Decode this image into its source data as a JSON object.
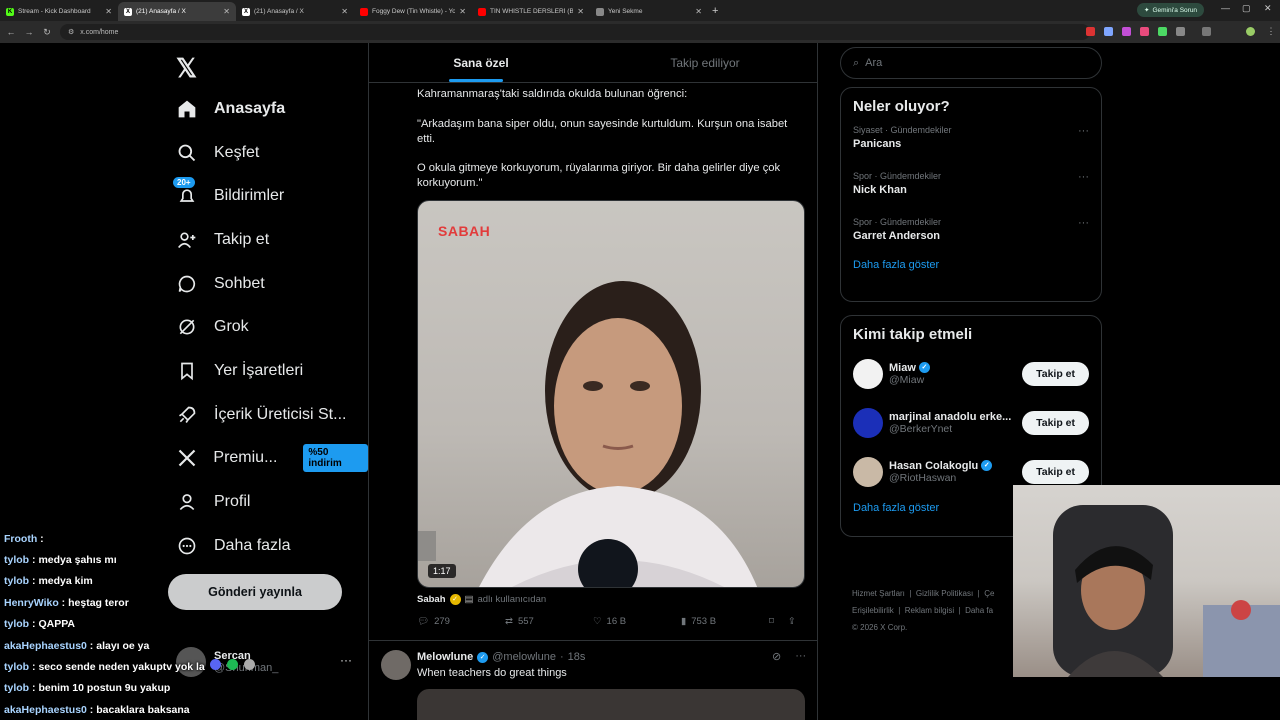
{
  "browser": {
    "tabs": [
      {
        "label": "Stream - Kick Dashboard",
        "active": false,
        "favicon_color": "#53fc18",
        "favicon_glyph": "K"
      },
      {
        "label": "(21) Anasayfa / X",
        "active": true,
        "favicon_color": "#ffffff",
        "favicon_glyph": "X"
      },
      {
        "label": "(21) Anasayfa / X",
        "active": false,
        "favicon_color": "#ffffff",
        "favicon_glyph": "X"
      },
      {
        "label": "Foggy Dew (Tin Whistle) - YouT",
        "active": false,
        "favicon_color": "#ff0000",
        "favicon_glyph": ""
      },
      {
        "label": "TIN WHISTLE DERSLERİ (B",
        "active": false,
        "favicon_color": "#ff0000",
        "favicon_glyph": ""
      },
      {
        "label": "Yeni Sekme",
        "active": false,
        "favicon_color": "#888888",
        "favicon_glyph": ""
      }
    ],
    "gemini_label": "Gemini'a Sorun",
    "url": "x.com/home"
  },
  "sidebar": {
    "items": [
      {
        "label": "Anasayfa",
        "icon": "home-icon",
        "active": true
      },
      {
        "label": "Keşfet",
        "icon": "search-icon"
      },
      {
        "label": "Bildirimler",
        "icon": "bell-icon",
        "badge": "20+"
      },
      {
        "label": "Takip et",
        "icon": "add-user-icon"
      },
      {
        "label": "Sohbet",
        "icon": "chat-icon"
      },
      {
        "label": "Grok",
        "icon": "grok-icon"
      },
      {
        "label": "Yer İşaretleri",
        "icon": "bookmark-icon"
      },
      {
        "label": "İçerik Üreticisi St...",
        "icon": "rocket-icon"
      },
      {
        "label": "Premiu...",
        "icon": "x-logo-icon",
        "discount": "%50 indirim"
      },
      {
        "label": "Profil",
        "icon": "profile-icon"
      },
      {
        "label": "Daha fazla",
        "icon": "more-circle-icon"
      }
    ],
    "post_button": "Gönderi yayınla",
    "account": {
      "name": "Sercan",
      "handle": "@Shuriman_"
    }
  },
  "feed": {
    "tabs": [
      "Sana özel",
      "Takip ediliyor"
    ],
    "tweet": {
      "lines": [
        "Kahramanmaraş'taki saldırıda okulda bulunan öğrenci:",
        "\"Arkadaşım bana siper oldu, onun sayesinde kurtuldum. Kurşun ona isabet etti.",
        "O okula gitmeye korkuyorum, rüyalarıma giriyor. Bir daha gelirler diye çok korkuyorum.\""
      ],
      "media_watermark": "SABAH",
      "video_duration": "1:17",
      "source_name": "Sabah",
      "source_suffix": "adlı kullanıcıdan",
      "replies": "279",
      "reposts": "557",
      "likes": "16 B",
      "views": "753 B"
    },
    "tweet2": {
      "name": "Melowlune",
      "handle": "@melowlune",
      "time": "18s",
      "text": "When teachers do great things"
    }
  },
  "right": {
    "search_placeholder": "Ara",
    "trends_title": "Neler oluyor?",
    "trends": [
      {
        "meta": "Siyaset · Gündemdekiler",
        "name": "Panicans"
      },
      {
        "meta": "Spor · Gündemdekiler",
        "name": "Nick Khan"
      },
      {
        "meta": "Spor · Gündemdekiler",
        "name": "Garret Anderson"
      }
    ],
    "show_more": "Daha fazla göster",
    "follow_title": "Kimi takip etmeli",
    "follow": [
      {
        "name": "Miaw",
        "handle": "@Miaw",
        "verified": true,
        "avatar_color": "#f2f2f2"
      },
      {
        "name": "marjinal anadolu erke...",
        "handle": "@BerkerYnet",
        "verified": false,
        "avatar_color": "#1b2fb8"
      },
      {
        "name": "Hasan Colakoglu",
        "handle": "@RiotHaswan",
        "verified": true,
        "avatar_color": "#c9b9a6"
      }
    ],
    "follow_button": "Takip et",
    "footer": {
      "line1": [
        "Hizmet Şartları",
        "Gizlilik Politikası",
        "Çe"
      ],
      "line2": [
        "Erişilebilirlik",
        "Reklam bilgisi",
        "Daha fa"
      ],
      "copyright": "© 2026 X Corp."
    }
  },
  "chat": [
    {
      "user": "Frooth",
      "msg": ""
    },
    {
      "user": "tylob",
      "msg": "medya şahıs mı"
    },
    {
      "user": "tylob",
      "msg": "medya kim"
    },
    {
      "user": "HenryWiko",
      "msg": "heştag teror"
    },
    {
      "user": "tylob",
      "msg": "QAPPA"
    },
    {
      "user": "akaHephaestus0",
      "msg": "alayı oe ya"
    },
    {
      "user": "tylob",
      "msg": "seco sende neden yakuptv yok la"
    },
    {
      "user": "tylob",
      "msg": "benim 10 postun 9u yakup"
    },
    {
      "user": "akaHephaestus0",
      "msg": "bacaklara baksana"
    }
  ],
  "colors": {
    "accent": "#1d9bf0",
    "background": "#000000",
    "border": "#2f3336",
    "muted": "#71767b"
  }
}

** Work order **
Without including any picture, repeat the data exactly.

** Response for this exercise **
Decode this image into its source data as a JSON object.
{
  "browser": {
    "tabs": [
      {
        "label": "Stream - Kick Dashboard",
        "active": false,
        "favicon_color": "#53fc18",
        "favicon_glyph": "K"
      },
      {
        "label": "(21) Anasayfa / X",
        "active": true,
        "favicon_color": "#ffffff",
        "favicon_glyph": "X"
      },
      {
        "label": "(21) Anasayfa / X",
        "active": false,
        "favicon_color": "#ffffff",
        "favicon_glyph": "X"
      },
      {
        "label": "Foggy Dew (Tin Whistle) - YouT",
        "active": false,
        "favicon_color": "#ff0000",
        "favicon_glyph": ""
      },
      {
        "label": "TIN WHISTLE DERSLERİ (B",
        "active": false,
        "favicon_color": "#ff0000",
        "favicon_glyph": ""
      },
      {
        "label": "Yeni Sekme",
        "active": false,
        "favicon_color": "#888888",
        "favicon_glyph": ""
      }
    ],
    "gemini_label": "Gemini'a Sorun",
    "url": "x.com/home"
  },
  "sidebar": {
    "items": [
      {
        "label": "Anasayfa",
        "icon": "home-icon",
        "active": true
      },
      {
        "label": "Keşfet",
        "icon": "search-icon"
      },
      {
        "label": "Bildirimler",
        "icon": "bell-icon",
        "badge": "20+"
      },
      {
        "label": "Takip et",
        "icon": "add-user-icon"
      },
      {
        "label": "Sohbet",
        "icon": "chat-icon"
      },
      {
        "label": "Grok",
        "icon": "grok-icon"
      },
      {
        "label": "Yer İşaretleri",
        "icon": "bookmark-icon"
      },
      {
        "label": "İçerik Üreticisi St...",
        "icon": "rocket-icon"
      },
      {
        "label": "Premiu...",
        "icon": "x-logo-icon",
        "discount": "%50 indirim"
      },
      {
        "label": "Profil",
        "icon": "profile-icon"
      },
      {
        "label": "Daha fazla",
        "icon": "more-circle-icon"
      }
    ],
    "post_button": "Gönderi yayınla",
    "account": {
      "name": "Sercan",
      "handle": "@Shuriman_"
    }
  },
  "feed": {
    "tabs": [
      "Sana özel",
      "Takip ediliyor"
    ],
    "tweet": {
      "lines": [
        "Kahramanmaraş'taki saldırıda okulda bulunan öğrenci:",
        "\"Arkadaşım bana siper oldu, onun sayesinde kurtuldum. Kurşun ona isabet etti.",
        "O okula gitmeye korkuyorum, rüyalarıma giriyor. Bir daha gelirler diye çok korkuyorum.\""
      ],
      "media_watermark": "SABAH",
      "video_duration": "1:17",
      "source_name": "Sabah",
      "source_suffix": "adlı kullanıcıdan",
      "replies": "279",
      "reposts": "557",
      "likes": "16 B",
      "views": "753 B"
    },
    "tweet2": {
      "name": "Melowlune",
      "handle": "@melowlune",
      "time": "18s",
      "text": "When teachers do great things"
    }
  },
  "right": {
    "search_placeholder": "Ara",
    "trends_title": "Neler oluyor?",
    "trends": [
      {
        "meta": "Siyaset · Gündemdekiler",
        "name": "Panicans"
      },
      {
        "meta": "Spor · Gündemdekiler",
        "name": "Nick Khan"
      },
      {
        "meta": "Spor · Gündemdekiler",
        "name": "Garret Anderson"
      }
    ],
    "show_more": "Daha fazla göster",
    "follow_title": "Kimi takip etmeli",
    "follow": [
      {
        "name": "Miaw",
        "handle": "@Miaw",
        "verified": true,
        "avatar_color": "#f2f2f2"
      },
      {
        "name": "marjinal anadolu erke...",
        "handle": "@BerkerYnet",
        "verified": false,
        "avatar_color": "#1b2fb8"
      },
      {
        "name": "Hasan Colakoglu",
        "handle": "@RiotHaswan",
        "verified": true,
        "avatar_color": "#c9b9a6"
      }
    ],
    "follow_button": "Takip et",
    "footer": {
      "line1": [
        "Hizmet Şartları",
        "Gizlilik Politikası",
        "Çe"
      ],
      "line2": [
        "Erişilebilirlik",
        "Reklam bilgisi",
        "Daha fa"
      ],
      "copyright": "© 2026 X Corp."
    }
  },
  "chat": [
    {
      "user": "Frooth",
      "msg": ""
    },
    {
      "user": "tylob",
      "msg": "medya şahıs mı"
    },
    {
      "user": "tylob",
      "msg": "medya kim"
    },
    {
      "user": "HenryWiko",
      "msg": "heştag teror"
    },
    {
      "user": "tylob",
      "msg": "QAPPA"
    },
    {
      "user": "akaHephaestus0",
      "msg": "alayı oe ya"
    },
    {
      "user": "tylob",
      "msg": "seco sende neden yakuptv yok la"
    },
    {
      "user": "tylob",
      "msg": "benim 10 postun 9u yakup"
    },
    {
      "user": "akaHephaestus0",
      "msg": "bacaklara baksana"
    }
  ],
  "colors": {
    "accent": "#1d9bf0",
    "background": "#000000",
    "border": "#2f3336",
    "muted": "#71767b"
  }
}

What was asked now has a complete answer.